## Exercise
Print all the data, keeping every line exactly as it is.

## Supplied records

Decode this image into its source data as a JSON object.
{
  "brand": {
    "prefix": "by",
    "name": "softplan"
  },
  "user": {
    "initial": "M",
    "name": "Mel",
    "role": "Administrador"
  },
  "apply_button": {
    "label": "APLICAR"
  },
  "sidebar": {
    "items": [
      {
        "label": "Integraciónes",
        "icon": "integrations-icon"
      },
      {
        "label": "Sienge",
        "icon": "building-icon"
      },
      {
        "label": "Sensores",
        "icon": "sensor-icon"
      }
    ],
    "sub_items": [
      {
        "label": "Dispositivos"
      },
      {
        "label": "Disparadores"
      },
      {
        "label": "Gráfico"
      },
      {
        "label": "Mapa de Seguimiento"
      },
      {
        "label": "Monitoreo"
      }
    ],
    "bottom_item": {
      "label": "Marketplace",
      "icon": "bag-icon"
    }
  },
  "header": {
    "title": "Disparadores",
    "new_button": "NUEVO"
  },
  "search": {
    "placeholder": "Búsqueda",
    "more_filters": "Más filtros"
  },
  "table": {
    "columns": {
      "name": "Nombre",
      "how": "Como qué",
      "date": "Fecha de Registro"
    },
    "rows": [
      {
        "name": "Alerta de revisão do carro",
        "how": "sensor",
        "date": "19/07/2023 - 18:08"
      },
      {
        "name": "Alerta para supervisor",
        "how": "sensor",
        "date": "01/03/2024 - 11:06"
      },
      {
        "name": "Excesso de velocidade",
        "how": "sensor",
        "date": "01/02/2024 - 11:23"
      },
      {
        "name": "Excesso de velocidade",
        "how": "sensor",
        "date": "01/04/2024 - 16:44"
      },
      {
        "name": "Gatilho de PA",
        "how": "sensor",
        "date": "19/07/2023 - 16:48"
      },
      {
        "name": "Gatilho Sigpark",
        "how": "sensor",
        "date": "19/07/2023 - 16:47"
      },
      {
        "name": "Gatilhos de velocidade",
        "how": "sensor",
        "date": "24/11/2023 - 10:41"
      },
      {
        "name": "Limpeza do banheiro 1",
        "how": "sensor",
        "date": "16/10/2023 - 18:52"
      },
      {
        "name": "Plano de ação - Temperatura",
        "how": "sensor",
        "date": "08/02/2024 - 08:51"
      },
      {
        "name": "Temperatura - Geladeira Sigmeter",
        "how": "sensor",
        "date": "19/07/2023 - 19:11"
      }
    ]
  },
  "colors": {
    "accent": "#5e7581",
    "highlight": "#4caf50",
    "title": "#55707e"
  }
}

## Result of this task
Decode this image into its source data as a JSON object.
{
  "brand": {
    "prefix": "by",
    "name": "softplan"
  },
  "user": {
    "initial": "M",
    "name": "Mel",
    "role": "Administrador"
  },
  "apply_button": {
    "label": "APLICAR"
  },
  "sidebar": {
    "items": [
      {
        "label": "Integraciónes",
        "icon": "integrations-icon"
      },
      {
        "label": "Sienge",
        "icon": "building-icon"
      },
      {
        "label": "Sensores",
        "icon": "sensor-icon"
      }
    ],
    "sub_items": [
      {
        "label": "Dispositivos"
      },
      {
        "label": "Disparadores"
      },
      {
        "label": "Gráfico"
      },
      {
        "label": "Mapa de Seguimiento"
      },
      {
        "label": "Monitoreo"
      }
    ],
    "bottom_item": {
      "label": "Marketplace",
      "icon": "bag-icon"
    }
  },
  "header": {
    "title": "Disparadores",
    "new_button": "NUEVO"
  },
  "search": {
    "placeholder": "Búsqueda",
    "more_filters": "Más filtros"
  },
  "table": {
    "columns": {
      "name": "Nombre",
      "how": "Como qué",
      "date": "Fecha de Registro"
    },
    "rows": [
      {
        "name": "Alerta de revisão do carro",
        "how": "sensor",
        "date": "19/07/2023 - 18:08"
      },
      {
        "name": "Alerta para supervisor",
        "how": "sensor",
        "date": "01/03/2024 - 11:06"
      },
      {
        "name": "Excesso de velocidade",
        "how": "sensor",
        "date": "01/02/2024 - 11:23"
      },
      {
        "name": "Excesso de velocidade",
        "how": "sensor",
        "date": "01/04/2024 - 16:44"
      },
      {
        "name": "Gatilho de PA",
        "how": "sensor",
        "date": "19/07/2023 - 16:48"
      },
      {
        "name": "Gatilho Sigpark",
        "how": "sensor",
        "date": "19/07/2023 - 16:47"
      },
      {
        "name": "Gatilhos de velocidade",
        "how": "sensor",
        "date": "24/11/2023 - 10:41"
      },
      {
        "name": "Limpeza do banheiro 1",
        "how": "sensor",
        "date": "16/10/2023 - 18:52"
      },
      {
        "name": "Plano de ação - Temperatura",
        "how": "sensor",
        "date": "08/02/2024 - 08:51"
      },
      {
        "name": "Temperatura - Geladeira Sigmeter",
        "how": "sensor",
        "date": "19/07/2023 - 19:11"
      }
    ]
  },
  "colors": {
    "accent": "#5e7581",
    "highlight": "#4caf50",
    "title": "#55707e"
  }
}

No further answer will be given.